I don’t mean to say that unlocks have no place in video games; they certainly do. However, it needs to be in an appropriate type of game or game mode. Single-player games and role-playing games are both excellent spaces for unlocks; they often tell the story of a character’s progression or rise to power, and levels and unlocks, while contrived, make sense. Additionally, cooperative multi-players games with a strong story element can be appropriate for the same reasons.
That said, I’m of the mind that if you really want to, you should be able to unlock any ability in a single-player game from the beginning (of course with warnings that you’re breaking the game and destroying any authorial intent). If you paid $60 for Fallout 4, I want you to be able to go home, boot it up, and start firing off Fat Man nukes at rad roaches if that’s all you want to do. Again, not everyone has the time or ability to spend 30+ hours with a game, so if they want to break the game for themselves, why not let them? Anyone remember when developers actually gave us cheat codes?
Furthermore, I think players should have the choice to skip to whatever part of the game they want (again with disclaimers about breaking the experience). If you’ve heard that the nuke level in Call of Duty 4 is awesome, why are you forced to play through the rest of the game if you don’t want to? I can pick up any book and skip to any chapter, or even read the last page while still standing in Barnes and Noble. When I pop in the Mission Impossible: Rogue Nation blu-ray, I can go to the chapter select and jump to any part of the movie I want.
Why have unlocks evolved in games?
As stated, other media do not have the same structures or restrictions when it comes to unlocks, so why are games unique?
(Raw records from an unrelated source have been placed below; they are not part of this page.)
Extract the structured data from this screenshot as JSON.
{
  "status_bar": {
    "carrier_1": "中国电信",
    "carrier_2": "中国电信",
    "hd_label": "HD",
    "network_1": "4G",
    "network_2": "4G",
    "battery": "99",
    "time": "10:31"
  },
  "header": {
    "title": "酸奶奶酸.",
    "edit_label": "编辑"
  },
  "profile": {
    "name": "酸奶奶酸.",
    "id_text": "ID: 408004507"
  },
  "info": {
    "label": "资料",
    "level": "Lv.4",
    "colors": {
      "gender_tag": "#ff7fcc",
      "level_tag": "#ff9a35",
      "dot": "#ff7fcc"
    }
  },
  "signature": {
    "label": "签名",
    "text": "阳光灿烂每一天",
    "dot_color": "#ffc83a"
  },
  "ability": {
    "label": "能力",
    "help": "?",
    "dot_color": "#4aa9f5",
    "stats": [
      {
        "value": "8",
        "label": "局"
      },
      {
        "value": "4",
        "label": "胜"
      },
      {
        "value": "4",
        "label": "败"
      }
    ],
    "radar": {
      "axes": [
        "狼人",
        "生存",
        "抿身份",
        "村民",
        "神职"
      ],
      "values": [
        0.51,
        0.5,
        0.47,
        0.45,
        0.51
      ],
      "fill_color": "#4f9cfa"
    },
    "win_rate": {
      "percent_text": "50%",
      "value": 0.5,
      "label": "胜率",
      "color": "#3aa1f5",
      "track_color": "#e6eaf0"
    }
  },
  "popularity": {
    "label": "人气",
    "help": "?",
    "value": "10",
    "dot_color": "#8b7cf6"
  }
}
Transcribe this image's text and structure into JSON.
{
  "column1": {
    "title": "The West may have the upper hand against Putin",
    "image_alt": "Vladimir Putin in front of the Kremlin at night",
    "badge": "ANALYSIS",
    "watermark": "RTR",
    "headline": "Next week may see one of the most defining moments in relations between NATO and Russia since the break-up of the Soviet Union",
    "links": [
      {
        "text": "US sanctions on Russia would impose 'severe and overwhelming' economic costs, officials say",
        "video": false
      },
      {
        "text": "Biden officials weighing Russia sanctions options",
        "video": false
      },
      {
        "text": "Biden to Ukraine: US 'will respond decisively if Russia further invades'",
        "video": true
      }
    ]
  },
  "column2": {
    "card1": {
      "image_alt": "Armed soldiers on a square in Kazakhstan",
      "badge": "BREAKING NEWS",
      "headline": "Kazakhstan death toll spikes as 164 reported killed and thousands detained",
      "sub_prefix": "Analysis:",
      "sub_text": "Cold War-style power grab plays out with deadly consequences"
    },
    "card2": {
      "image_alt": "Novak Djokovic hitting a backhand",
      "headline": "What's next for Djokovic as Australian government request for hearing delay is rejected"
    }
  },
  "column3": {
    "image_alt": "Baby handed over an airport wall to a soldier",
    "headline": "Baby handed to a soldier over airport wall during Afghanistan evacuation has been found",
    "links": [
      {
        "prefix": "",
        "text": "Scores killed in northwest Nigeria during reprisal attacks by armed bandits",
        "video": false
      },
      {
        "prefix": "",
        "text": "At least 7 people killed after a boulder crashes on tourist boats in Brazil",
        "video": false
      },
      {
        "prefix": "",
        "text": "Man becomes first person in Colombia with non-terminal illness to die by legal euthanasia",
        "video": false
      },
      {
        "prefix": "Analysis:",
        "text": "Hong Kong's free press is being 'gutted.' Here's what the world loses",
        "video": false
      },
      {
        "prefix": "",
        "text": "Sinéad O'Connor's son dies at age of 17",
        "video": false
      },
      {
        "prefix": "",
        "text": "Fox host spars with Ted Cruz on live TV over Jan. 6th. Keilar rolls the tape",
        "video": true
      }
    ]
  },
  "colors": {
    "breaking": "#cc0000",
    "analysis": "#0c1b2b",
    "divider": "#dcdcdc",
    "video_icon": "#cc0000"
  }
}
I’d suppose it comes from video games’ origins in the arcade. Back then, developers wanted to gate progress and lock away levels and weapons as a means to entice players to keep popping in their quarters. As games moved into our living rooms, these structures naturally followed along without question. These many years later, when developers started to add more and more unlocks (and restrict more and more content), the precedent was already in place, so went largely unquestioned.
Despite my objections, I think unlocks were originally implemented with good intentions by developers trying to find fun, new ways to mix things up. I also think plenty of developers still pour their hearts and souls into their projects regardless of the unlock structure. However, I think unlocks have gotten out of hand and are now doing more harm than good. Most troubling, however, is that fact that we seem to accept their existence without question; we really only complain when Destiny sells a $30 shortcut, but no longer ask why that content is locked to begin with.
Overall, though, the issue comes down to a matter of priorities and consumer agency. If what you value most is the anticipation and thrill of unlocking new content and the ability to show off your trophies, you may fall on one side of the argument. Alternatively, if what you value most is balanced competitive gameplay, player agency, and consumer rights, you may fall on the other. Neither is right, and neither is wrong. At the end of the day, it’s a matter of consumer agency. We have the ability to set our own priorities and decide whether to buy or not buy any game. However, that doesn’t mean we can’t have a thoughtful discussion and see if there is a majority consensus in the community.
So, where do you fall? Do you think unlocks are good? Bad? Somewhere in-between? Do you have alternative ideas that could accomplish the same goals?